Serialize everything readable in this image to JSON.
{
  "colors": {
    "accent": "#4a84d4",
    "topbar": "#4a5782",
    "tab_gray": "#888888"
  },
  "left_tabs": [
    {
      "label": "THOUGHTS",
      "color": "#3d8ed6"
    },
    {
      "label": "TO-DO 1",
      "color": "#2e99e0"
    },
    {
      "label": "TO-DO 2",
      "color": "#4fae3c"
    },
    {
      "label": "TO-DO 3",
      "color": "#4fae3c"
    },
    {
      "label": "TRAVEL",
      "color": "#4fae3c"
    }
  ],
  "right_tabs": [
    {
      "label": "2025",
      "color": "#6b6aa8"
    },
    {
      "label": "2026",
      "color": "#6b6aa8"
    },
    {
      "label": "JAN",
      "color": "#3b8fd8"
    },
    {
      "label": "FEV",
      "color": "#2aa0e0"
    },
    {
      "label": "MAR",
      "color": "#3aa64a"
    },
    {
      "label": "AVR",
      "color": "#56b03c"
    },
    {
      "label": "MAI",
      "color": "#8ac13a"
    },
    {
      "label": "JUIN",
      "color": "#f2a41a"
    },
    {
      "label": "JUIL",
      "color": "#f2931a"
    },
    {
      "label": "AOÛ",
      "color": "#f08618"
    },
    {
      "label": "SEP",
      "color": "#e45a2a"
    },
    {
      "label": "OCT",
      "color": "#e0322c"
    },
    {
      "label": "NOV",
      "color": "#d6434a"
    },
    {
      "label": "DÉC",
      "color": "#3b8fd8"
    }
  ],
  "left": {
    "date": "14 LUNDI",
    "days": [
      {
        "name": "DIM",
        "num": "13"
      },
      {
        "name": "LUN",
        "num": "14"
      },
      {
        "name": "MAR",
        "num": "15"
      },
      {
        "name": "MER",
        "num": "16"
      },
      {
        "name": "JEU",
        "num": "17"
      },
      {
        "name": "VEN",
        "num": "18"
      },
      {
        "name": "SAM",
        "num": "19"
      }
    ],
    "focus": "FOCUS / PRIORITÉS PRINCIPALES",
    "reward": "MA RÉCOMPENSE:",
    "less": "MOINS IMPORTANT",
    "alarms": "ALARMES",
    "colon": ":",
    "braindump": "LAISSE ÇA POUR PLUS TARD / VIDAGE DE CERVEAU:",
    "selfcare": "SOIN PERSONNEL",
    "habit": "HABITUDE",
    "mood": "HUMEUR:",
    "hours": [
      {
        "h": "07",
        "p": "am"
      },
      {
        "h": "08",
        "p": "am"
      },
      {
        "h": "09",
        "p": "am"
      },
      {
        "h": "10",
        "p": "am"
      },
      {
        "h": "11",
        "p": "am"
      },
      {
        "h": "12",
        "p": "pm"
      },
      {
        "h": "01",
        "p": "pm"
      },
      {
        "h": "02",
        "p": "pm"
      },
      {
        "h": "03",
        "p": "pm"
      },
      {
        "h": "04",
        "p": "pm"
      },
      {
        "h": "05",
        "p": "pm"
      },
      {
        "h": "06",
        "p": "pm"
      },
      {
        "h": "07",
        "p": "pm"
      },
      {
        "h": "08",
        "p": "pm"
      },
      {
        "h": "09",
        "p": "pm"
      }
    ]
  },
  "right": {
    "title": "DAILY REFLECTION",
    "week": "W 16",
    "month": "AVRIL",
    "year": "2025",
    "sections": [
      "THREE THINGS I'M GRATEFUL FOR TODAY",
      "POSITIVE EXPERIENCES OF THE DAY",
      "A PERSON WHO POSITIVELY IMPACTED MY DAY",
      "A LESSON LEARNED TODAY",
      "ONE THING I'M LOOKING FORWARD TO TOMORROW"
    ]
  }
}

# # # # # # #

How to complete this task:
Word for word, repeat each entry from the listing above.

Reply to the exercise:
Serialize everything readable in this image to JSON.
{
  "colors": {
    "accent": "#4a84d4",
    "topbar": "#4a5782",
    "tab_gray": "#888888"
  },
  "left_tabs": [
    {
      "label": "THOUGHTS",
      "color": "#3d8ed6"
    },
    {
      "label": "TO-DO 1",
      "color": "#2e99e0"
    },
    {
      "label": "TO-DO 2",
      "color": "#4fae3c"
    },
    {
      "label": "TO-DO 3",
      "color": "#4fae3c"
    },
    {
      "label": "TRAVEL",
      "color": "#4fae3c"
    }
  ],
  "right_tabs": [
    {
      "label": "2025",
      "color": "#6b6aa8"
    },
    {
      "label": "2026",
      "color": "#6b6aa8"
    },
    {
      "label": "JAN",
      "color": "#3b8fd8"
    },
    {
      "label": "FEV",
      "color": "#2aa0e0"
    },
    {
      "label": "MAR",
      "color": "#3aa64a"
    },
    {
      "label": "AVR",
      "color": "#56b03c"
    },
    {
      "label": "MAI",
      "color": "#8ac13a"
    },
    {
      "label": "JUIN",
      "color": "#f2a41a"
    },
    {
      "label": "JUIL",
      "color": "#f2931a"
    },
    {
      "label": "AOÛ",
      "color": "#f08618"
    },
    {
      "label": "SEP",
      "color": "#e45a2a"
    },
    {
      "label": "OCT",
      "color": "#e0322c"
    },
    {
      "label": "NOV",
      "color": "#d6434a"
    },
    {
      "label": "DÉC",
      "color": "#3b8fd8"
    }
  ],
  "left": {
    "date": "14 LUNDI",
    "days": [
      {
        "name": "DIM",
        "num": "13"
      },
      {
        "name": "LUN",
        "num": "14"
      },
      {
        "name": "MAR",
        "num": "15"
      },
      {
        "name": "MER",
        "num": "16"
      },
      {
        "name": "JEU",
        "num": "17"
      },
      {
        "name": "VEN",
        "num": "18"
      },
      {
        "name": "SAM",
        "num": "19"
      }
    ],
    "focus": "FOCUS / PRIORITÉS PRINCIPALES",
    "reward": "MA RÉCOMPENSE:",
    "less": "MOINS IMPORTANT",
    "alarms": "ALARMES",
    "colon": ":",
    "braindump": "LAISSE ÇA POUR PLUS TARD / VIDAGE DE CERVEAU:",
    "selfcare": "SOIN PERSONNEL",
    "habit": "HABITUDE",
    "mood": "HUMEUR:",
    "hours": [
      {
        "h": "07",
        "p": "am"
      },
      {
        "h": "08",
        "p": "am"
      },
      {
        "h": "09",
        "p": "am"
      },
      {
        "h": "10",
        "p": "am"
      },
      {
        "h": "11",
        "p": "am"
      },
      {
        "h": "12",
        "p": "pm"
      },
      {
        "h": "01",
        "p": "pm"
      },
      {
        "h": "02",
        "p": "pm"
      },
      {
        "h": "03",
        "p": "pm"
      },
      {
        "h": "04",
        "p": "pm"
      },
      {
        "h": "05",
        "p": "pm"
      },
      {
        "h": "06",
        "p": "pm"
      },
      {
        "h": "07",
        "p": "pm"
      },
      {
        "h": "08",
        "p": "pm"
      },
      {
        "h": "09",
        "p": "pm"
      }
    ]
  },
  "right": {
    "title": "DAILY REFLECTION",
    "week": "W 16",
    "month": "AVRIL",
    "year": "2025",
    "sections": [
      "THREE THINGS I'M GRATEFUL FOR TODAY",
      "POSITIVE EXPERIENCES OF THE DAY",
      "A PERSON WHO POSITIVELY IMPACTED MY DAY",
      "A LESSON LEARNED TODAY",
      "ONE THING I'M LOOKING FORWARD TO TOMORROW"
    ]
  }
}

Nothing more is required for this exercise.